Chin, J. L. (1993). Transference and empathy in American Asian psychotherapy: Cultural values and treatment needs. Westport: Praeger.
De Leersynder, J., Boiger, M., & Mesquita, B. (2013). Cultural regulation of emotion: Individual, relational, and structural sources. Frontiers in Psychology, 4, 55. Doi: 10.3389/fpsyg.2013.00055
George, T. S., & Thomas, E. (2013). Awakening India’s psyche. Therapy Today, 24 (7), 34-35.
Kakar, S. (2003). Culture and psyche: Selected essays. New Delhi: Oxford University Press.
Manickam, L. S. S. (2010). Psychotherapy in India. Indian Journal of Psychiatry, 52(Suppl l1), 366-370. Retrieved from www.indianjpsychiatry.org
Moodley, R. (1999). Challenges and transformations: Counseling in a multicultural context. International Journal for the Advancement of Counseling, 21, 139-152
Nath, R., & Craig, J. (1999). Practicing family therapy in India: How many people are there in a marital subsystem? Journal of Family Therapy, 21, 390-406. doi:10.1111/1467-6427.00127
Neki, J. S. (1995). Key note address. In M. Kapur, C. Shamsundar, R. Bhatti (Eds.), Psychotherapy training in India: Proceedings of the national symposium on psychotherapy training in India (pages 1- 17). Bangalore: NIMHANS
Neki, J. S. (1979). Psychotherapy in India: Traditions and trends. In R. L. Kapur (Ed.), Psychotherapeutic processes (pp. 113-134). Bangalore: National Institute of Mental Health and Neurosciences.
Parayil, T. (2010). Integrating spirituality into counseling: Therapist’s views and experiences. Vinayasâdhana, Journal of Psycho-Spiritual Formation, 1(2), 46 -60. Retrieved from www.vinayasadhana.dvk.in
Oommen, T. K. (2000, March). Family therapy: Challenging the system. The Hindu, 26 March 2000. Cited in Carson, D. K., & Chowdhury, A. (2000). Family therapy in India: a new profession in an ancient land?
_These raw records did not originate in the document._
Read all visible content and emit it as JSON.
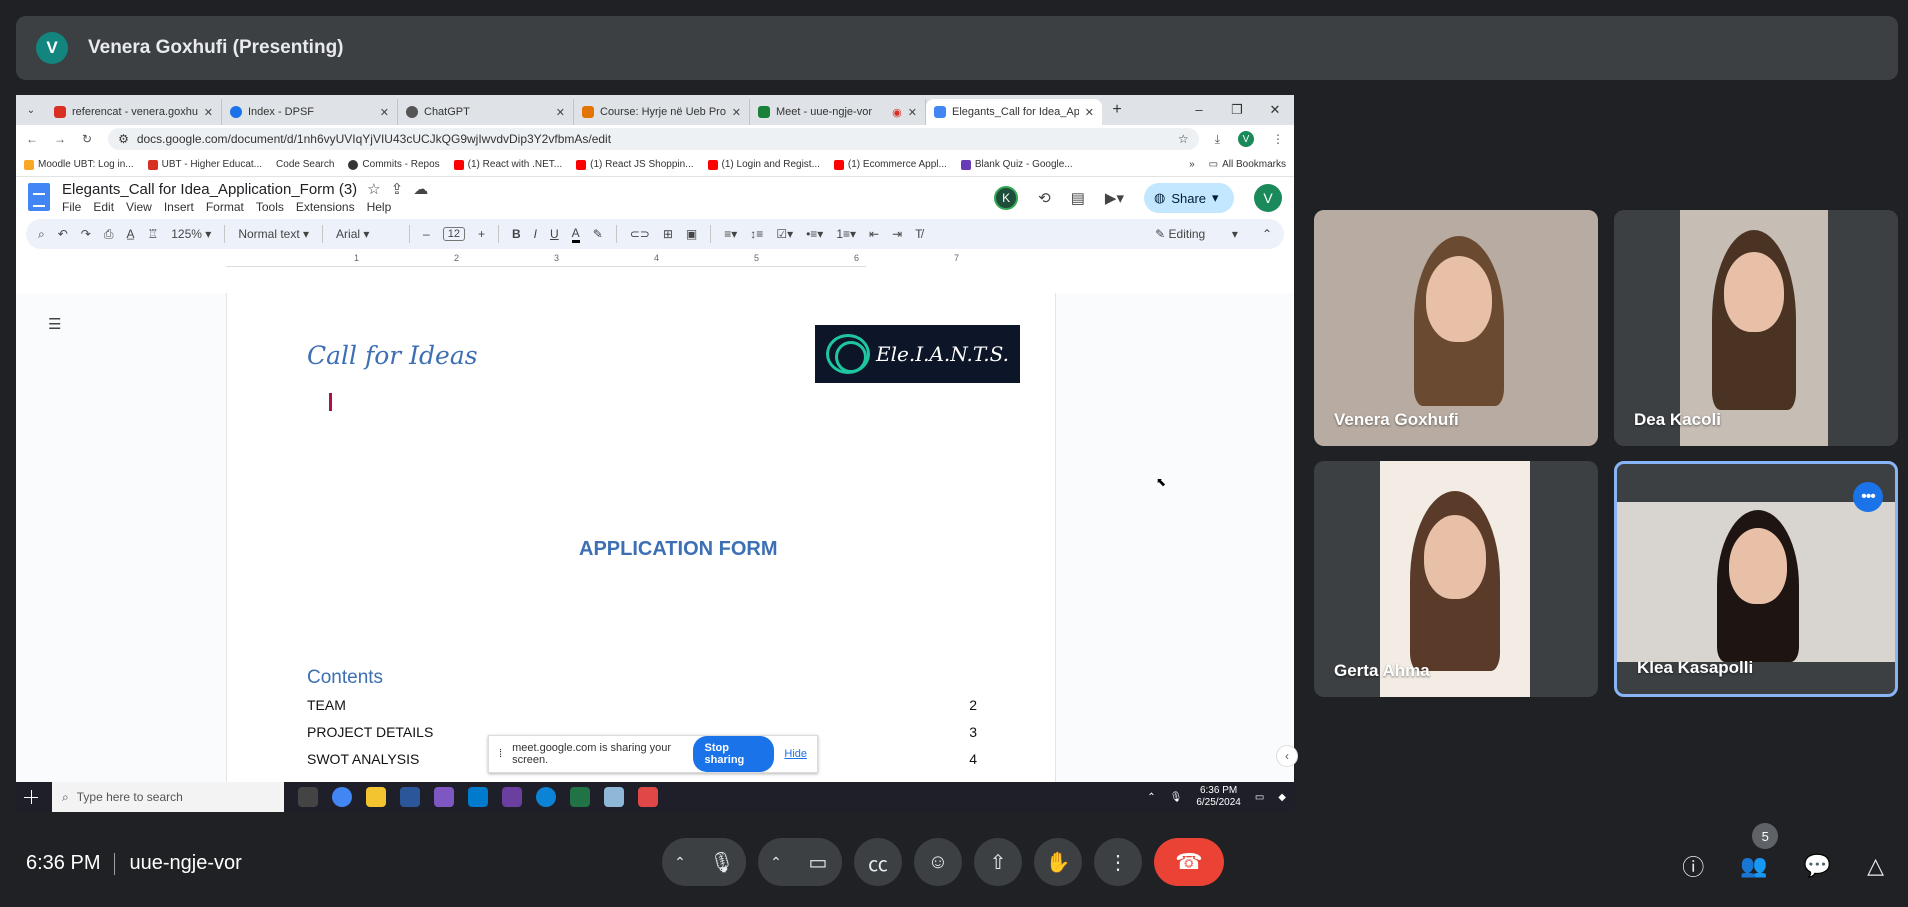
{
  "presenter": {
    "initial": "V",
    "label": "Venera Goxhufi (Presenting)"
  },
  "browser": {
    "tabs": [
      {
        "title": "referencat - venera.goxhufi",
        "color": "#d93025"
      },
      {
        "title": "Index - DPSF",
        "color": "#1a73e8"
      },
      {
        "title": "ChatGPT",
        "color": "#555555"
      },
      {
        "title": "Course: Hyrje në Ueb Prog",
        "color": "#e37400"
      },
      {
        "title": "Meet - uue-ngje-vor",
        "color": "#188038"
      },
      {
        "title": "Elegants_Call for Idea_App",
        "color": "#4285f4"
      }
    ],
    "url": "docs.google.com/document/d/1nh6vyUVIqYjVIU43cUCJkQG9wjIwvdvDip3Y2vfbmAs/edit",
    "bookmarks": [
      "Moodle UBT: Log in...",
      "UBT - Higher Educat...",
      "Code Search",
      "Commits - Repos",
      "(1) React with .NET...",
      "(1) React JS Shoppin...",
      "(1) Login and Regist...",
      "(1) Ecommerce Appl...",
      "Blank Quiz - Google..."
    ],
    "all_bookmarks": "All Bookmarks",
    "profile_initial": "V"
  },
  "docs": {
    "title": "Elegants_Call for Idea_Application_Form (3)",
    "menu": [
      "File",
      "Edit",
      "View",
      "Insert",
      "Format",
      "Tools",
      "Extensions",
      "Help"
    ],
    "collaborator_initial": "K",
    "share_label": "Share",
    "user_initial": "V",
    "toolbar": {
      "zoom": "125%",
      "style": "Normal text",
      "font": "Arial",
      "font_size": "12",
      "mode": "Editing"
    },
    "ruler": [
      "1",
      "2",
      "3",
      "4",
      "5",
      "6",
      "7"
    ],
    "page": {
      "heading": "Call for Ideas",
      "logo_text": "Ele.I.A.N.T.S.",
      "form_title": "APPLICATION FORM",
      "contents_heading": "Contents",
      "toc": [
        {
          "label": "TEAM",
          "page": "2"
        },
        {
          "label": "PROJECT DETAILS",
          "page": "3"
        },
        {
          "label": "SWOT ANALYSIS",
          "page": "4"
        }
      ]
    }
  },
  "share_notice": {
    "text": "meet.google.com is sharing your screen.",
    "stop": "Stop sharing",
    "hide": "Hide"
  },
  "taskbar": {
    "search_placeholder": "Type here to search",
    "time": "6:36 PM",
    "date": "6/25/2024"
  },
  "participants": [
    {
      "name": "Venera Goxhufi"
    },
    {
      "name": "Dea Kacoli"
    },
    {
      "name": "Gerta Ahma"
    },
    {
      "name": "Klea Kasapolli"
    }
  ],
  "meeting": {
    "time": "6:36 PM",
    "code": "uue-ngje-vor",
    "people_count": "5"
  }
}
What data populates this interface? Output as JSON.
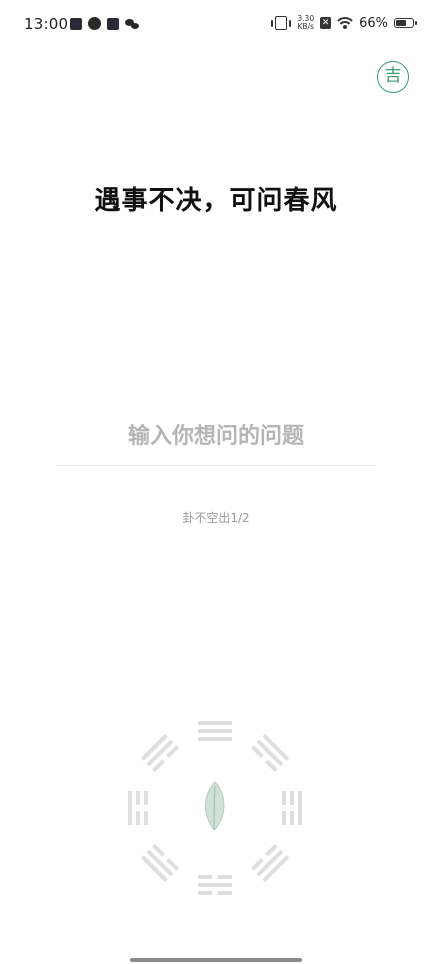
{
  "status_bar": {
    "time": "13:00",
    "net_speed_value": "3.30",
    "net_speed_unit": "KB/s",
    "battery_percent": "66%",
    "battery_level": 0.66,
    "icons": [
      "video-app-icon",
      "loop-app-icon",
      "mail-app-icon",
      "wechat-icon",
      "vibrate-icon",
      "sim-no-service-icon",
      "wifi-icon",
      "battery-icon"
    ]
  },
  "badge": {
    "label": "吉"
  },
  "headline": "遇事不决，可问春风",
  "question": {
    "placeholder": "输入你想问的问题",
    "value": ""
  },
  "counter": "卦不空出1/2",
  "colors": {
    "accent": "#3d9a72",
    "trigram": "#dedede",
    "leaf": "#cfe1d8"
  }
}
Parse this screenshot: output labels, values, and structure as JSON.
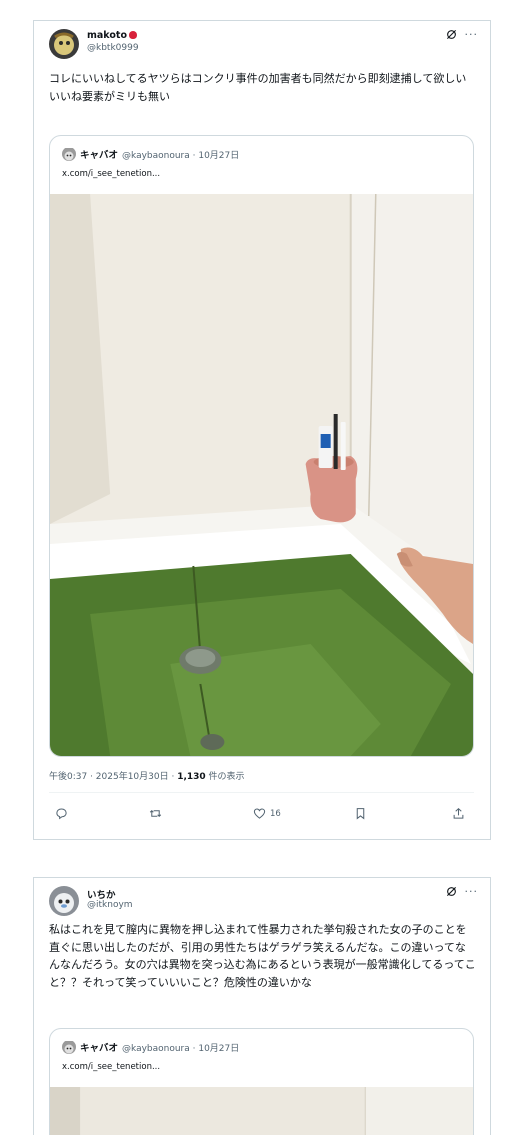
{
  "tweet1": {
    "author_name": "makoto",
    "author_handle": "@kbtk0999",
    "more_label": "···",
    "text": "コレにいいねしてるヤツらはコンクリ事件の加害者も同然だから即刻逮捕して欲しい\nいいね要素がミリも無い",
    "quote": {
      "name": "キャバオ",
      "handle_date": "@kaybaonoura · 10月27日",
      "link": "x.com/i_see_tenetion..."
    },
    "meta_time": "午後0:37 · 2025年10月30日 · ",
    "meta_views_count": "1,130",
    "meta_views_label": " 件の表示",
    "likes_count": "16"
  },
  "tweet2": {
    "author_name": "いちか",
    "author_handle": "@itknoym",
    "more_label": "···",
    "text": "私はこれを見て膣内に異物を押し込まれて性暴力された挙句殺された女の子のことを直ぐに思い出したのだが、引用の男性たちはゲラゲラ笑えるんだな。この違いってなんなんだろう。女の穴は異物を突っ込む為にあるという表現が一般常識化してるってこと？？それって笑っていいいこと？危険性の違いかな",
    "quote": {
      "name": "キャバオ",
      "handle_date": "@kaybaonoura · 10月27日",
      "link": "x.com/i_see_tenetion..."
    }
  },
  "icons": {
    "author_badge": "strawberry-emoji",
    "grok": "grok-icon",
    "reply": "reply-icon",
    "retweet": "retweet-icon",
    "like": "heart-icon",
    "bookmark": "bookmark-icon",
    "share": "share-icon"
  },
  "colors": {
    "border": "#cfd9de",
    "secondary_text": "#536471",
    "primary_text": "#0f1419",
    "bath_water": "#4f7a2e"
  }
}
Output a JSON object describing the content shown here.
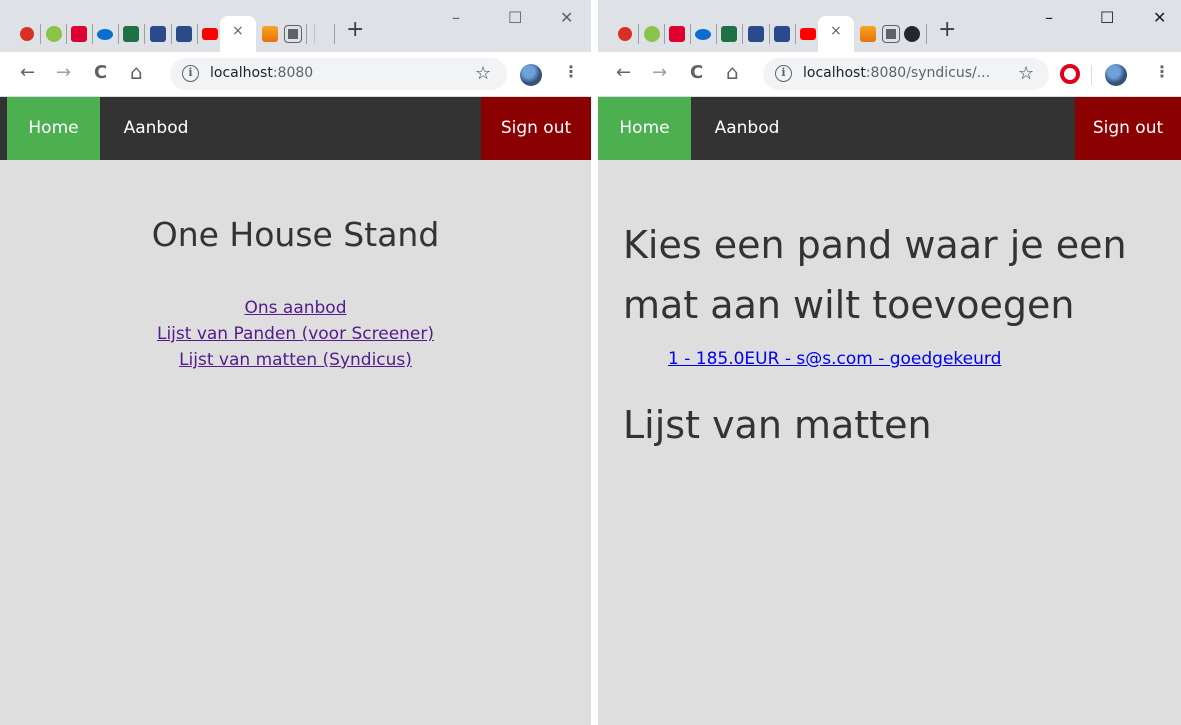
{
  "browser": {
    "new_tab": "+",
    "close_tab": "×",
    "minimize": "–",
    "maximize": "☐",
    "close_window": "✕",
    "back": "←",
    "forward": "→",
    "reload": "C",
    "home": "⌂",
    "info": "i",
    "star": "☆",
    "menu": "⋮",
    "left_url": {
      "host": "localhost",
      "rest": ":8080"
    },
    "right_url": {
      "host": "localhost",
      "rest": ":8080/syndicus/..."
    }
  },
  "nav": {
    "home": "Home",
    "aanbod": "Aanbod",
    "signout": "Sign out"
  },
  "left_page": {
    "title": "One House Stand",
    "links": [
      "Ons aanbod",
      "Lijst van Panden (voor Screener)",
      "Lijst van matten (Syndicus)"
    ]
  },
  "right_page": {
    "title": "Kies een pand waar je een mat aan wilt toevoegen",
    "pand_link": "1 - 185.0EUR - s@s.com - goedgekeurd",
    "subtitle": "Lijst van matten"
  },
  "colors": {
    "nav_bg": "#333333",
    "home_bg": "#4caf50",
    "signout_bg": "#8b0000",
    "page_bg": "#dedede",
    "visited_link": "#551a8b",
    "link": "#0000ee"
  }
}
Contemporary Family Therapy, December 2000, 22(4), 387–406.
Prasadrao, P. S. D. V., & Sudhir, P. M. (2001). Clinical psychology in India. Journal of Clinical Psychology in Medical Settings, 8(1), 31-38.
Ramnathan, A. (2013). In training: Learning to honour my client. Therapy Today, 24 (7) 10
Rao, D. G. (2008). Manifestations of God in India: A transference Pantheon. In S. Akhtar (Ed.), Freud Along the Ganges: Psycho-analytic reflections on the people and culture of India (pp.299). New Delhi: Stanza.
Sapru, S. (1998). Identity and social change: Case studies of Indian psychology students. Psychology and Developing Societies, 10 (147-188). Doi: 10.1177/097133369801000204
Singer, M. (2007). The Indian joint family in modern industry. In M. Singer & B.S. Cohn (Eds.), Structure and change in Indian Society (pages 423-454). New Jersey: Transaction Publishers.
Smoczyinski, E. (2012). Indian cross- cultural counseling: Implications of practicing counseling in urban Karnataka with Western counseling methods. Bachelor Thesis, Ersta Sköndal University, Sweden. Retrieved from http://www.diva-portal.org/smash/get/diva2:563365/FULLTEXT01.pdf
Varughese, S. (1998). The sacred psyche. Retrieved from http://lifepositive.com/the-sacred-psyche/
Varma, S. (2004, December). One self or many selves. Paper presented at National Conference on Indian Psychology, Yoga and Consciousness, Pondicherry. Retrieved from http://ipi.org.in/texts/ipyc/ipyc-abstracts/suneetvarma.html
Varma, V. K. (1986). Cultural psychodynamics in health and illness. Indian Journal of Psychiatry, 28(1), 13-34.
Wasan, A. D., Neufeld, K., & Jayaram, G. (2008). Practice patterns and treatment choices among psychiatrists in New Delhi: A qualitative and quantitative study. Social Psychiatry Psychiatric Epidemiology, 44,109-119.
Wadhwa, S. (2005, May 5). The shrink Is In. The Outlook. Magazine, May 02, 2005. Retrieved from http://www.outlookindia.com/article/The-Shrink-Is-In/227254